To motivate and inspire my team, I first focus on finding what motivates them. Then, I make sure that they are in the right role for their skills and that they align with our organization's mission and goals. I also make sure they have the resources they need to be successful. Transcript: "So the question is, how have you personally been able to motivate and inspire your team? Well, this is the definition of leadership. How do we motivate and inspire others to do things that they otherwise may or may not be interested or willing to do? That's what our job is. So how do you do it? Number one, you've got to find what motivates them. What I have found time and time again is if we don't figure out what motivates people, what drives them, what gets them excited and put them in the right role, so we call it the right place, right person, right time. That's critical. We need people who want to do what they're doing with the right set of skills at the right time for our organization to maximize effectiveness. The other piece, we have to have mission alignment. We have to have people who want to be there to achieve the overall vision and goals of our organization. We have to clearly lay that out. If we don't, what are we driving them towards? They don't know. We don't know. We don't know what to motivate them towards and why. So we've got to find first mission alignment, define it, understand where we're going and why, get people who generally agree to that, and then put them in roles with the right skills at the right time where they're going to be successful and excited about what they're doing every day. Then give them the resources to do so. That's how I personally motivate and inspire my teams. Thanks for the question."
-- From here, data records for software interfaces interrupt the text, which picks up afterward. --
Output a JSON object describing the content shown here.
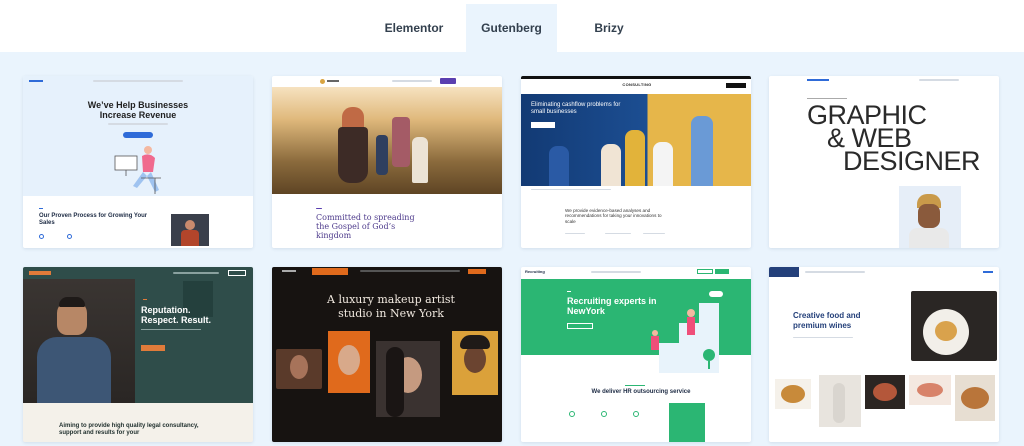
{
  "tabs": [
    {
      "label": "Elementor",
      "active": false
    },
    {
      "label": "Gutenberg",
      "active": true
    },
    {
      "label": "Brizy",
      "active": false
    }
  ],
  "colors": {
    "page_bg": "#eaf4fd",
    "tab_text": "#33404e",
    "blue_accent": "#2f6bd8",
    "green_brand": "#2bb673",
    "law_teal": "#2f4d4a",
    "law_orange": "#e07b3a",
    "church_purple": "#4e3b8c",
    "makeup_orange": "#e06a1c"
  },
  "cards": {
    "business": {
      "headline": "We’ve Help Businesses Increase Revenue",
      "section_title": "Our Proven Process for Growing Your Sales"
    },
    "church": {
      "tagline": "Committed to spreading the Gospel of God’s kingdom"
    },
    "consulting": {
      "brand": "CONSULTING",
      "hero_title": "Eliminating cashflow problems for small businesses",
      "body": "We provide evidence-based analyses and recommendations for taking your innovations to scale"
    },
    "designer": {
      "line1": "GRAPHIC",
      "line2": "& WEB",
      "line3": "DESIGNER"
    },
    "law": {
      "headline": "Reputation. Respect. Result.",
      "footer": "Aiming to provide high quality legal consultancy, support and results for your"
    },
    "makeup": {
      "headline": "A luxury makeup artist studio in New York"
    },
    "recruiting": {
      "brand": "Recruiting",
      "hero": "Recruiting experts in NewYork",
      "section": "We deliver HR outsourcing service"
    },
    "food": {
      "headline": "Creative food and premium wines"
    }
  }
}
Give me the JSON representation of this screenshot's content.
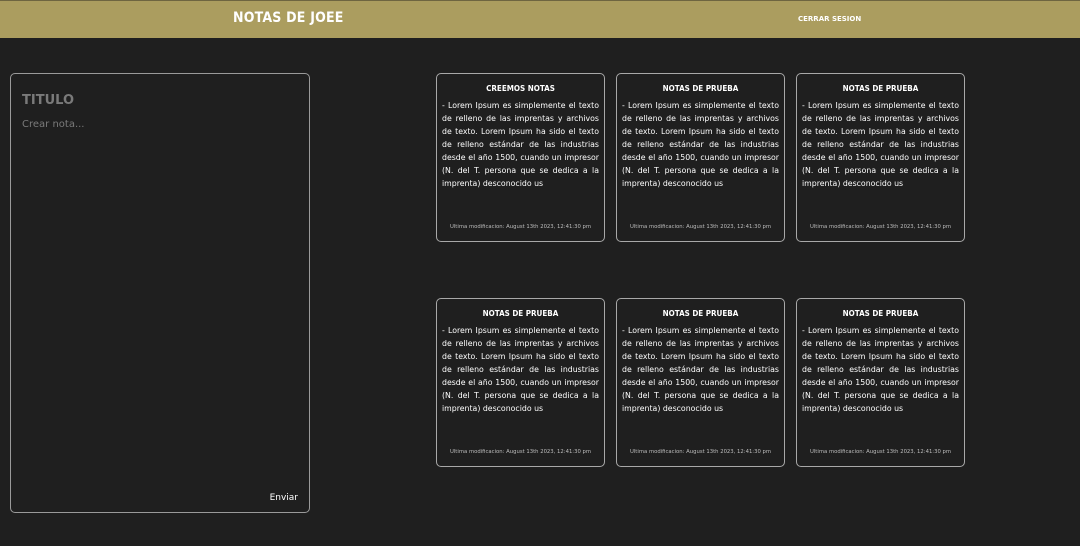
{
  "header": {
    "title": "NOTAS DE JOEE",
    "logout_label": "CERRAR SESION"
  },
  "editor": {
    "title_placeholder": "TITULO",
    "body_placeholder": "Crear nota...",
    "send_label": "Enviar"
  },
  "notes": [
    {
      "title": "CREEMOS NOTAS",
      "body": "- Lorem Ipsum es simplemente el texto de relleno de las imprentas y archivos de texto. Lorem Ipsum ha sido el texto de relleno estándar de las industrias desde el año 1500, cuando un impresor (N. del T. persona que se dedica a la imprenta) desconocido us",
      "modified": "Ultima modificacion: August 13th 2023, 12:41:30 pm"
    },
    {
      "title": "NOTAS DE PRUEBA",
      "body": "- Lorem Ipsum es simplemente el texto de relleno de las imprentas y archivos de texto. Lorem Ipsum ha sido el texto de relleno estándar de las industrias desde el año 1500, cuando un impresor (N. del T. persona que se dedica a la imprenta) desconocido us",
      "modified": "Ultima modificacion: August 13th 2023, 12:41:30 pm"
    },
    {
      "title": "NOTAS DE PRUEBA",
      "body": "- Lorem Ipsum es simplemente el texto de relleno de las imprentas y archivos de texto. Lorem Ipsum ha sido el texto de relleno estándar de las industrias desde el año 1500, cuando un impresor (N. del T. persona que se dedica a la imprenta) desconocido us",
      "modified": "Ultima modificacion: August 13th 2023, 12:41:30 pm"
    },
    {
      "title": "NOTAS DE PRUEBA",
      "body": "- Lorem Ipsum es simplemente el texto de relleno de las imprentas y archivos de texto. Lorem Ipsum ha sido el texto de relleno estándar de las industrias desde el año 1500, cuando un impresor (N. del T. persona que se dedica a la imprenta) desconocido us",
      "modified": "Ultima modificacion: August 13th 2023, 12:41:30 pm"
    },
    {
      "title": "NOTAS DE PRUEBA",
      "body": "- Lorem Ipsum es simplemente el texto de relleno de las imprentas y archivos de texto. Lorem Ipsum ha sido el texto de relleno estándar de las industrias desde el año 1500, cuando un impresor (N. del T. persona que se dedica a la imprenta) desconocido us",
      "modified": "Ultima modificacion: August 13th 2023, 12:41:30 pm"
    },
    {
      "title": "NOTAS DE PRUEBA",
      "body": "- Lorem Ipsum es simplemente el texto de relleno de las imprentas y archivos de texto. Lorem Ipsum ha sido el texto de relleno estándar de las industrias desde el año 1500, cuando un impresor (N. del T. persona que se dedica a la imprenta) desconocido us",
      "modified": "Ultima modificacion: August 13th 2023, 12:41:30 pm"
    }
  ],
  "colors": {
    "background": "#1f1f1f",
    "header": "#ab9d5f",
    "border": "#a8a8a8",
    "text": "#ffffff"
  }
}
Airborne School is the worst course I've ever taken because the training is crammed into a three-week period with only five days of actual instruction. The repetition required to ensure safety slows down the learning process, leading to a lot of waiting and standing around. Transcript: "The question is what's the worst course you've ever been to and why? Hands down 100% airborne school. Don't get me wrong, airborne operations are a critical part of our national defense strategy and enjoyed and loved by very many operators out there. However, the school itself we're talking about probably four to five days of training tops and that includes the jumps that you have to do packed into three weeks. Yep, four or five days of training over three weeks. Why? Because you have to wait in line, there's like 300 people in the class, everything requires repetition over and over again which is critical important to safety. But with that many people nothing moves quickly. It's a lot of waiting, it's a lot of standing around, and it's not a whole lot of jumping and the concepts are super simple. But very valuable course important to our defense strategy."